WORK TASK:
Would you restate the entries below exactly, keeping every line?

(Interface dataset entries)
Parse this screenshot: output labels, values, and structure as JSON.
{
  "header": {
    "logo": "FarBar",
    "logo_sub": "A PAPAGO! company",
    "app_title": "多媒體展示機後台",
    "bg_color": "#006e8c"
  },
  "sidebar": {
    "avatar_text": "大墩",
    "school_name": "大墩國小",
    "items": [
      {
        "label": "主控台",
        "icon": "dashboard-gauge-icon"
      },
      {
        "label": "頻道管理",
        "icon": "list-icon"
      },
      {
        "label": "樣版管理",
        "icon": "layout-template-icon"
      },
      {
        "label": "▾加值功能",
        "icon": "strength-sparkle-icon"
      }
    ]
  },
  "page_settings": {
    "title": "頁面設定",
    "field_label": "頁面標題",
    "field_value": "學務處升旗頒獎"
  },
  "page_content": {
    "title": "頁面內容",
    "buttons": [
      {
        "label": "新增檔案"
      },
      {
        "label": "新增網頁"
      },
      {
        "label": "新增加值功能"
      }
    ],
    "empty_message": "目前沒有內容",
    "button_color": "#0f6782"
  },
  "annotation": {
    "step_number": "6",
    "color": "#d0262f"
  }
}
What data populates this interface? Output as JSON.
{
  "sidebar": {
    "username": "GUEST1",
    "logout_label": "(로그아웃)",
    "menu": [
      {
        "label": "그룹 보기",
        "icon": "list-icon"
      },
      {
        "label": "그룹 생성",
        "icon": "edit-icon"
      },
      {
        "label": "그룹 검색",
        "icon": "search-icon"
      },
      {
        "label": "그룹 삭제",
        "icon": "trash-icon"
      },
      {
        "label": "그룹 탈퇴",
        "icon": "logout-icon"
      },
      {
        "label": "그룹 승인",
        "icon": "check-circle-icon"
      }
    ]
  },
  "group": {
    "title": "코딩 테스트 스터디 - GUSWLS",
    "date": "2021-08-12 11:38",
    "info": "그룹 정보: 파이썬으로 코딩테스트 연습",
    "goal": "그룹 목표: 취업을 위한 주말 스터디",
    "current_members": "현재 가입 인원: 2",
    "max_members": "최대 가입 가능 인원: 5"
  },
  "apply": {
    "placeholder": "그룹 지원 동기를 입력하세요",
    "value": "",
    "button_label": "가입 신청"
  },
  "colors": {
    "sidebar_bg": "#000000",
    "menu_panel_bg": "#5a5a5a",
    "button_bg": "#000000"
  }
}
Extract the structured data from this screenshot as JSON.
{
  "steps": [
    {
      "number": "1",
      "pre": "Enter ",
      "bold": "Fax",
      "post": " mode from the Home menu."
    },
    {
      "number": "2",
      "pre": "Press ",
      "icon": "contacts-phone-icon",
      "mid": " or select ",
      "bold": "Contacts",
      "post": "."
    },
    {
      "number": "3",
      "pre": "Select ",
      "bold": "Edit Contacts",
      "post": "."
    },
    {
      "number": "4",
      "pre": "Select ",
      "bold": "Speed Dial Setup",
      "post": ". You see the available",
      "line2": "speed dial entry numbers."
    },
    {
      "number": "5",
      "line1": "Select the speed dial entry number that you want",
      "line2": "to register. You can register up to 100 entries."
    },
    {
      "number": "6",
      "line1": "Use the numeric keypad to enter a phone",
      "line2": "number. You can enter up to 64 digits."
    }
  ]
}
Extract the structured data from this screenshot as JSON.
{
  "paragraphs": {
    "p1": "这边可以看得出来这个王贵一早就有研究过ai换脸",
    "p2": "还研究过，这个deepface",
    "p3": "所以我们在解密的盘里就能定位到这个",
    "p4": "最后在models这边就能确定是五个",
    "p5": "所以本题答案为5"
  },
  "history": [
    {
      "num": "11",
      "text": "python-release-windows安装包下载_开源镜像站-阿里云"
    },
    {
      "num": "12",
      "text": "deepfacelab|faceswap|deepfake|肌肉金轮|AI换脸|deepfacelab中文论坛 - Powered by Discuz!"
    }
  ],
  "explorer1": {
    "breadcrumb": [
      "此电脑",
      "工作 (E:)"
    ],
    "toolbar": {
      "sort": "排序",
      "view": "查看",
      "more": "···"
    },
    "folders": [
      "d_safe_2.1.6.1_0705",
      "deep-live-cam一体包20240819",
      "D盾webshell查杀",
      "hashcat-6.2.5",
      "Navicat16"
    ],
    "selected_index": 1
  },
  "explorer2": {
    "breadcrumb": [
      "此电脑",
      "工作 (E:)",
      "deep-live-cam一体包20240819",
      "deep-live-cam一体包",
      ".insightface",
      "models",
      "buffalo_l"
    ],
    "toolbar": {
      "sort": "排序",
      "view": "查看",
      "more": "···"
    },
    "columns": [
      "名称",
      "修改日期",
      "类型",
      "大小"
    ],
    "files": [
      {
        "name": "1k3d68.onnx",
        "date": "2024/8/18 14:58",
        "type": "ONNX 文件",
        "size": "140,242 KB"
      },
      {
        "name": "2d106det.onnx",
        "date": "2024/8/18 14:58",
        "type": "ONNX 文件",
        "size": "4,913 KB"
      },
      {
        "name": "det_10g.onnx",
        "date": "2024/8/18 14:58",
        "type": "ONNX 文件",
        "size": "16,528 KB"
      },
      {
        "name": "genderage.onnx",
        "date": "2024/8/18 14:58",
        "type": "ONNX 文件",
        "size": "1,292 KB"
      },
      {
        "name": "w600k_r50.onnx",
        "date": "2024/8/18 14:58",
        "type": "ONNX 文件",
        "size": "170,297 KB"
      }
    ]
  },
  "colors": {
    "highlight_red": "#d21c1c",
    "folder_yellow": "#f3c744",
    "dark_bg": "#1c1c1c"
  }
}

OUTPUT BELOW:
Parse this screenshot: output labels, values, and structure as JSON.
{
  "header": {
    "logo": "FarBar",
    "logo_sub": "A PAPAGO! company",
    "app_title": "多媒體展示機後台",
    "bg_color": "#006e8c"
  },
  "sidebar": {
    "avatar_text": "大墩",
    "school_name": "大墩國小",
    "items": [
      {
        "label": "主控台",
        "icon": "dashboard-gauge-icon"
      },
      {
        "label": "頻道管理",
        "icon": "list-icon"
      },
      {
        "label": "樣版管理",
        "icon": "layout-template-icon"
      },
      {
        "label": "▾加值功能",
        "icon": "strength-sparkle-icon"
      }
    ]
  },
  "page_settings": {
    "title": "頁面設定",
    "field_label": "頁面標題",
    "field_value": "學務處升旗頒獎"
  },
  "page_content": {
    "title": "頁面內容",
    "buttons": [
      {
        "label": "新增檔案"
      },
      {
        "label": "新增網頁"
      },
      {
        "label": "新增加值功能"
      }
    ],
    "empty_message": "目前沒有內容",
    "button_color": "#0f6782"
  },
  "annotation": {
    "step_number": "6",
    "color": "#d0262f"
  }
}
What data populates this interface? Output as JSON.
{
  "sidebar": {
    "username": "GUEST1",
    "logout_label": "(로그아웃)",
    "menu": [
      {
        "label": "그룹 보기",
        "icon": "list-icon"
      },
      {
        "label": "그룹 생성",
        "icon": "edit-icon"
      },
      {
        "label": "그룹 검색",
        "icon": "search-icon"
      },
      {
        "label": "그룹 삭제",
        "icon": "trash-icon"
      },
      {
        "label": "그룹 탈퇴",
        "icon": "logout-icon"
      },
      {
        "label": "그룹 승인",
        "icon": "check-circle-icon"
      }
    ]
  },
  "group": {
    "title": "코딩 테스트 스터디 - GUSWLS",
    "date": "2021-08-12 11:38",
    "info": "그룹 정보: 파이썬으로 코딩테스트 연습",
    "goal": "그룹 목표: 취업을 위한 주말 스터디",
    "current_members": "현재 가입 인원: 2",
    "max_members": "최대 가입 가능 인원: 5"
  },
  "apply": {
    "placeholder": "그룹 지원 동기를 입력하세요",
    "value": "",
    "button_label": "가입 신청"
  },
  "colors": {
    "sidebar_bg": "#000000",
    "menu_panel_bg": "#5a5a5a",
    "button_bg": "#000000"
  }
}
Extract the structured data from this screenshot as JSON.
{
  "steps": [
    {
      "number": "1",
      "pre": "Enter ",
      "bold": "Fax",
      "post": " mode from the Home menu."
    },
    {
      "number": "2",
      "pre": "Press ",
      "icon": "contacts-phone-icon",
      "mid": " or select ",
      "bold": "Contacts",
      "post": "."
    },
    {
      "number": "3",
      "pre": "Select ",
      "bold": "Edit Contacts",
      "post": "."
    },
    {
      "number": "4",
      "pre": "Select ",
      "bold": "Speed Dial Setup",
      "post": ". You see the available",
      "line2": "speed dial entry numbers."
    },
    {
      "number": "5",
      "line1": "Select the speed dial entry number that you want",
      "line2": "to register. You can register up to 100 entries."
    },
    {
      "number": "6",
      "line1": "Use the numeric keypad to enter a phone",
      "line2": "number. You can enter up to 64 digits."
    }
  ]
}
Extract the structured data from this screenshot as JSON.
{
  "paragraphs": {
    "p1": "这边可以看得出来这个王贵一早就有研究过ai换脸",
    "p2": "还研究过，这个deepface",
    "p3": "所以我们在解密的盘里就能定位到这个",
    "p4": "最后在models这边就能确定是五个",
    "p5": "所以本题答案为5"
  },
  "history": [
    {
      "num": "11",
      "text": "python-release-windows安装包下载_开源镜像站-阿里云"
    },
    {
      "num": "12",
      "text": "deepfacelab|faceswap|deepfake|肌肉金轮|AI换脸|deepfacelab中文论坛 - Powered by Discuz!"
    }
  ],
  "explorer1": {
    "breadcrumb": [
      "此电脑",
      "工作 (E:)"
    ],
    "toolbar": {
      "sort": "排序",
      "view": "查看",
      "more": "···"
    },
    "folders": [
      "d_safe_2.1.6.1_0705",
      "deep-live-cam一体包20240819",
      "D盾webshell查杀",
      "hashcat-6.2.5",
      "Navicat16"
    ],
    "selected_index": 1
  },
  "explorer2": {
    "breadcrumb": [
      "此电脑",
      "工作 (E:)",
      "deep-live-cam一体包20240819",
      "deep-live-cam一体包",
      ".insightface",
      "models",
      "buffalo_l"
    ],
    "toolbar": {
      "sort": "排序",
      "view": "查看",
      "more": "···"
    },
    "columns": [
      "名称",
      "修改日期",
      "类型",
      "大小"
    ],
    "files": [
      {
        "name": "1k3d68.onnx",
        "date": "2024/8/18 14:58",
        "type": "ONNX 文件",
        "size": "140,242 KB"
      },
      {
        "name": "2d106det.onnx",
        "date": "2024/8/18 14:58",
        "type": "ONNX 文件",
        "size": "4,913 KB"
      },
      {
        "name": "det_10g.onnx",
        "date": "2024/8/18 14:58",
        "type": "ONNX 文件",
        "size": "16,528 KB"
      },
      {
        "name": "genderage.onnx",
        "date": "2024/8/18 14:58",
        "type": "ONNX 文件",
        "size": "1,292 KB"
      },
      {
        "name": "w600k_r50.onnx",
        "date": "2024/8/18 14:58",
        "type": "ONNX 文件",
        "size": "170,297 KB"
      }
    ]
  },
  "colors": {
    "highlight_red": "#d21c1c",
    "folder_yellow": "#f3c744",
    "dark_bg": "#1c1c1c"
  }
}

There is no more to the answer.